Slight's process is intuitive, organic, each new canvas evolving from a series of what she describes as 'inchoate abstractions', formed from an initial application of 'a chaos of painterly smudges, strokes and wipes pushed around on the surface'. Order gradually emerges from her manipulation of paint, colour and tone, forming a recognisable entity, one with dimension, scale and form.

Central to the artist's concerns is an exploration of light, and there is a notable dramatic chiaroscuro in her work. Slight states that she is 'very aware of the "darker" side of our involvement in the natural world', and there is a sense in her painting both of nature's benign magnificence and foreboding.

Her "Maurice Butterworth's Oak" is a portrait of a tree in efflorescence, an ancestral mutation of that in Samuel Palmer's In a Shoreham Garden (c1830, collection Victoria and Albert Museum)

Ian Massey "Nature Describing Nature. Under The Greenwood: Picturing the British Tree 2013"

The landscape of west Dorset is the visual foundation of Lesley Slight's painting. Her work grows from meticulous observations, her complete emersion in the place she paints. But these are invented landscapes, incorporating real and imagined elements; visions from knowledge, experience, imaginings, memory.
Distinct areas of colour or shadow belie the complex compositions; rhythm and pattern guide the eye unfalteringly and the result, even when the painting is small, is always monumental. In general she uses a low colour key, holding something back for the shift or burst of light, light which orchestrates the narrative. Light touches a hillside, a furrow, the crest of a wave, a bush, a leaf – a fleeting moment, but here minutes and seconds explode, because this is a moment you will not forget.

But a beautiful moment often holds its nemesis. The shadows in these paintings can be ominous, like a warning that our past endeavours to control dictate an uncertain future.
Slight paints intuitively and so suggests that mastery of anything does not lie in control.

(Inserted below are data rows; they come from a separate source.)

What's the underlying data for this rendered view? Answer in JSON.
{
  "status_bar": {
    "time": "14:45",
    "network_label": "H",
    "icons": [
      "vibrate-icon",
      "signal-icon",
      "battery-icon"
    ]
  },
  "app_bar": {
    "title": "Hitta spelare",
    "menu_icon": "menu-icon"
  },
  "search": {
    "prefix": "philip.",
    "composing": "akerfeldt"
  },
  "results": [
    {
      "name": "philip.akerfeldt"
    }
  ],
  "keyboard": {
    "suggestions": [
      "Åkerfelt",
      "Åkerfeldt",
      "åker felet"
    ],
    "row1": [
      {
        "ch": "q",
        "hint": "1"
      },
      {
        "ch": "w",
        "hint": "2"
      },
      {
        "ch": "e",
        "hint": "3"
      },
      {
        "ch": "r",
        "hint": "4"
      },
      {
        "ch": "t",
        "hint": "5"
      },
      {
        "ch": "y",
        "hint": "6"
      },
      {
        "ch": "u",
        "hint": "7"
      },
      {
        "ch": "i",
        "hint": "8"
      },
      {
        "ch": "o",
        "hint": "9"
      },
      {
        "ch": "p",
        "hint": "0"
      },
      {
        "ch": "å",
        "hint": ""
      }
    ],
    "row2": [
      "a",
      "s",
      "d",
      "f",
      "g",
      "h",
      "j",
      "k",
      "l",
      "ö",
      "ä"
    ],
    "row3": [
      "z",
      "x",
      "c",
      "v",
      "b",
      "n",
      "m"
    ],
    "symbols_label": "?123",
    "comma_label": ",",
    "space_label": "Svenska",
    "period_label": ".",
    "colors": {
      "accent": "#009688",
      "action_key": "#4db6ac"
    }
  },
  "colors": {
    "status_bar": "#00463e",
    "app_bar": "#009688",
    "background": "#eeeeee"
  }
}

She describes the calm but also the brewing storm.

Like flesh, these paintings have a pulse, ignore it at your peril.
Slight's paintings are thoughtful, subtle and powerful and achingly poignant. I am thinking about a small painting of a tree in leaf; it speaks clearly in the fading light, immutable, defiant and full of heart. Lesley Slight's interior world is as real as the place that she paints.


Gigi Sudbury May 2011.

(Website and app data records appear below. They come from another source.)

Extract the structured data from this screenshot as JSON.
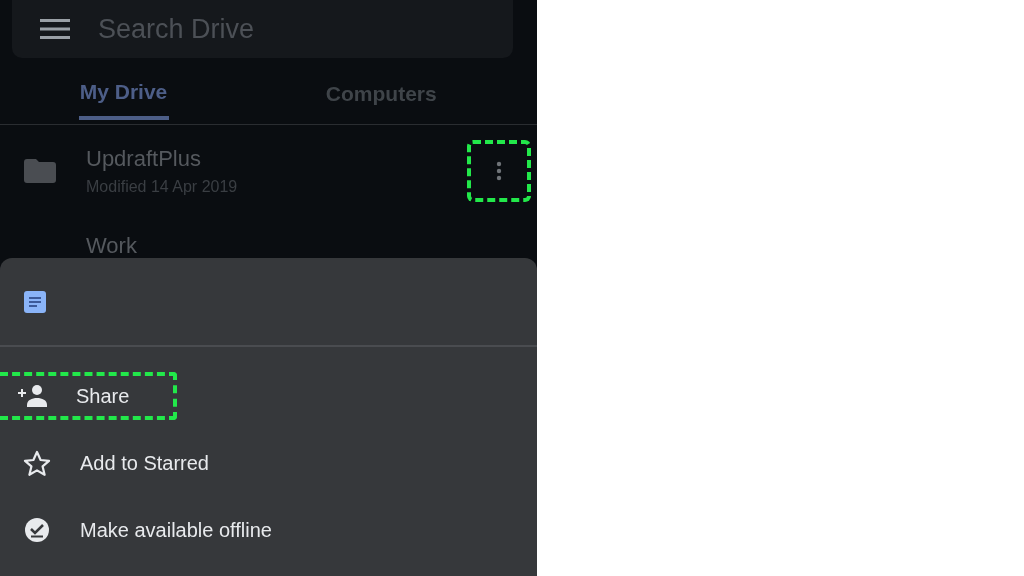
{
  "search": {
    "placeholder": "Search Drive"
  },
  "tabs": [
    {
      "label": "My Drive",
      "selected": true
    },
    {
      "label": "Computers",
      "selected": false
    }
  ],
  "files": [
    {
      "kind": "folder",
      "name": "UpdraftPlus",
      "subtitle": "Modified 14 Apr 2019",
      "more": {
        "highlighted": true
      }
    },
    {
      "name": "Work"
    }
  ],
  "sheet": {
    "actions": [
      {
        "kind": "share",
        "label": "Share",
        "highlighted": true
      },
      {
        "kind": "star",
        "label": "Add to Starred",
        "highlighted": false
      },
      {
        "kind": "offline",
        "label": "Make available offline",
        "highlighted": false
      }
    ]
  }
}
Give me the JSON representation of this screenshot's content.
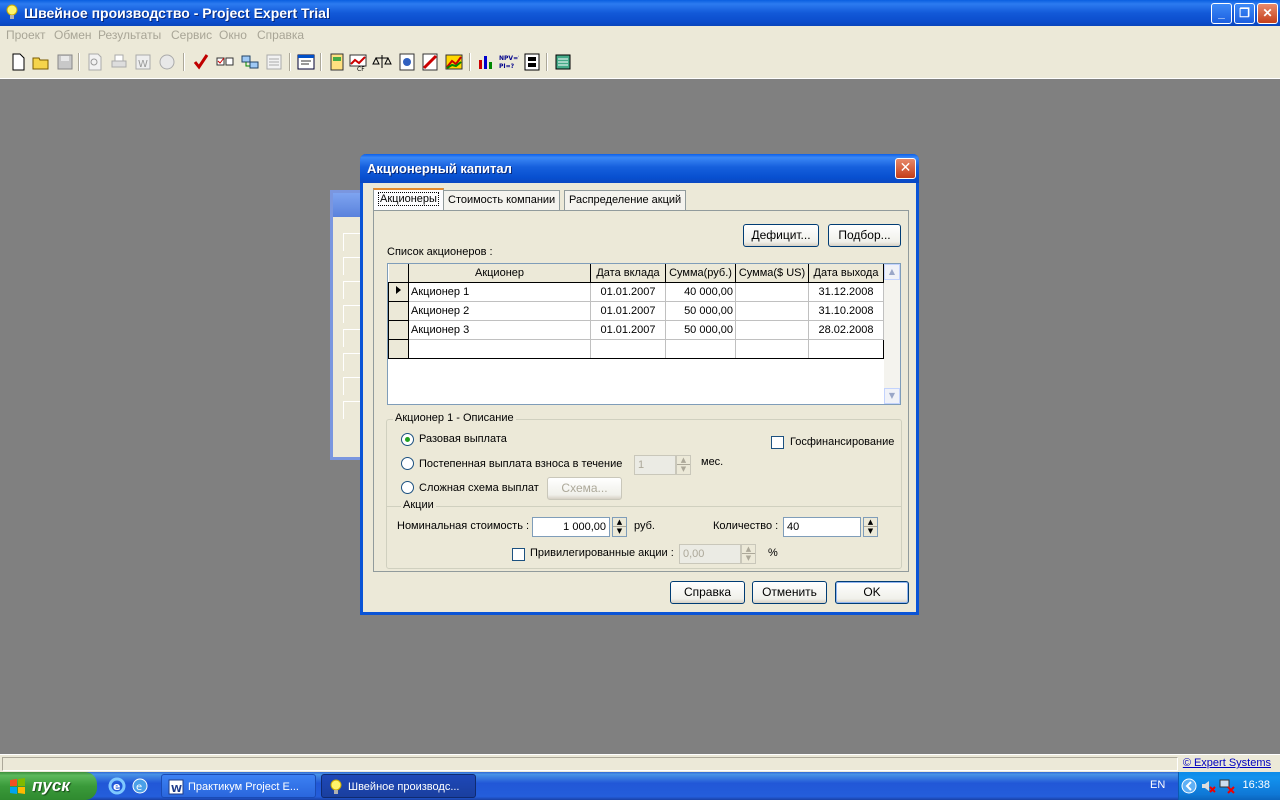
{
  "window": {
    "title": "Швейное производство - Project Expert Trial",
    "minimize": "_",
    "restore": "❐",
    "close": "✕"
  },
  "menu": [
    "Проект",
    "Обмен",
    "Результаты",
    "Сервис",
    "Окно",
    "Справка"
  ],
  "toolbar": {
    "icons": [
      "new-icon",
      "open-icon",
      "save-icon",
      "preview-icon",
      "print-icon",
      "export-word-icon",
      "export-icon",
      "check-icon",
      "compare-icon",
      "link-icon",
      "list-icon",
      "window-icon",
      "table-icon",
      "cashflow-icon",
      "balance-icon",
      "analysis-icon",
      "report-icon",
      "chart-icon",
      "bar-chart-icon",
      "npv-icon",
      "structure-icon",
      "calc-icon"
    ],
    "npv_label": "NPV=?\nPI=?"
  },
  "dialog": {
    "title": "Акционерный капитал",
    "close": "✕",
    "tabs": [
      "Акционеры",
      "Стоимость компании",
      "Распределение акций"
    ],
    "deficit_button": "Дефицит...",
    "select_button": "Подбор...",
    "list_label": "Список акционеров :",
    "grid": {
      "columns": [
        "Акционер",
        "Дата вклада",
        "Сумма(руб.)",
        "Сумма($ US)",
        "Дата выхода"
      ],
      "rows": [
        {
          "name": "Акционер 1",
          "date_in": "01.01.2007",
          "sum_rub": "40 000,00",
          "sum_usd": "",
          "date_out": "31.12.2008"
        },
        {
          "name": "Акционер 2",
          "date_in": "01.01.2007",
          "sum_rub": "50 000,00",
          "sum_usd": "",
          "date_out": "31.10.2008"
        },
        {
          "name": "Акционер 3",
          "date_in": "01.01.2007",
          "sum_rub": "50 000,00",
          "sum_usd": "",
          "date_out": "28.02.2008"
        }
      ]
    },
    "description_legend": "Акционер 1 - Описание",
    "radio_once": "Разовая выплата",
    "radio_gradual": "Постепенная выплата взноса  в течение",
    "gradual_months": "1",
    "months_unit": "мес.",
    "radio_complex": "Сложная схема выплат",
    "scheme_button": "Схема...",
    "gov_funding": "Госфинансирование",
    "shares_legend": "Акции",
    "nominal_label": "Номинальная стоимость :",
    "nominal_value": "1 000,00",
    "nominal_unit": "руб.",
    "qty_label": "Количество :",
    "qty_value": "40",
    "preferred_label": "Привилегированные акции :",
    "preferred_value": "0,00",
    "preferred_unit": "%",
    "help_button": "Справка",
    "cancel_button": "Отменить",
    "ok_button": "OK"
  },
  "statusbar": {
    "link": "© Expert Systems"
  },
  "taskbar": {
    "start": "пуск",
    "tasks": [
      "Практикум Project E...",
      "Швейное производс..."
    ],
    "lang": "EN",
    "clock": "16:38"
  }
}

I find Lesley Slight's paintings mesmerising. They take me right into the spirit of that place,
and how I dream and think of it sometimes..."

Hattie Ellis Author "Trading Places", "Eating England", "Sweetness and Light"

" Lesley Slight paints the Dorset landscape where she lives and works.
Her paintings build up a panoramic vision of the country around her home
— its hills, fields, sky and woodland. Slight patiently explores the vastness of the surrounding world,
discovering many different worlds in a single view
— sunrise...liquid mists roll across the fields.. .sunset,
and the dark smudges of trees and hedgerows bar the land. The colours are vivid and luxuriant,
but the final effect is impressionistic and elusive."

Edward Platt Journalist and author "Leadville"

Links:

OnLine Magazine: countrycalling

Gallery: The Art Stable

 

copyright: All images © Lesley Slight 2016. All rights reserved